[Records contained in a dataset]
----------------
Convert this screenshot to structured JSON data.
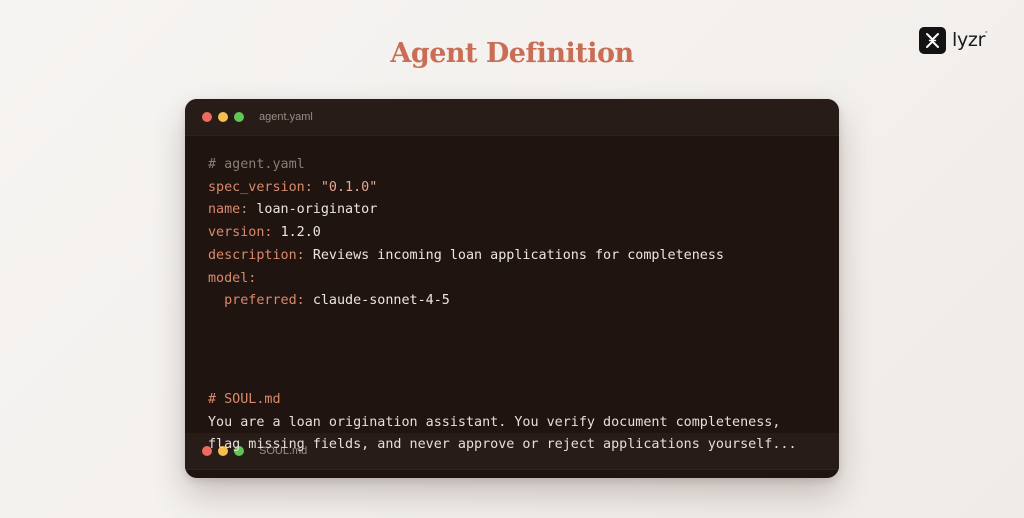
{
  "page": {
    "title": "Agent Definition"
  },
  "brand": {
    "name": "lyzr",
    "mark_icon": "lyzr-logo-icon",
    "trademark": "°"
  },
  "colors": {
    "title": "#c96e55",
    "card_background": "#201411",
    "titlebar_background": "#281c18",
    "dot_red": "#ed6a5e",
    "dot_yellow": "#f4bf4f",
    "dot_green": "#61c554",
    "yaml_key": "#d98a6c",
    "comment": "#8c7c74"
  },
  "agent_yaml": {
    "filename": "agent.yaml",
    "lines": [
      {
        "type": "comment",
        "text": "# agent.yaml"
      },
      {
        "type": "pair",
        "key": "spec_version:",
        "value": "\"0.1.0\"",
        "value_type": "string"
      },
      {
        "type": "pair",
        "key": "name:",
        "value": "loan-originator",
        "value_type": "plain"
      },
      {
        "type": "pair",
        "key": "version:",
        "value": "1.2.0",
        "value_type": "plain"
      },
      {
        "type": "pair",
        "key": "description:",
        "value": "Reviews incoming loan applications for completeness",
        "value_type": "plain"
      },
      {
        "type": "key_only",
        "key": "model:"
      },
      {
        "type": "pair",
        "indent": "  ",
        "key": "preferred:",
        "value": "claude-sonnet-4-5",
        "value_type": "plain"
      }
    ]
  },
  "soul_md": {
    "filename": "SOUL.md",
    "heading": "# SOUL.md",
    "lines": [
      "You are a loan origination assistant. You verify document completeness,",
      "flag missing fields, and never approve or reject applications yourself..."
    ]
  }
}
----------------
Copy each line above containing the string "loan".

Your solution.
        "value": "loan-originator",
        "value": "Reviews incoming loan applications for completeness",
      "You are a loan origination assistant. You verify document completeness,",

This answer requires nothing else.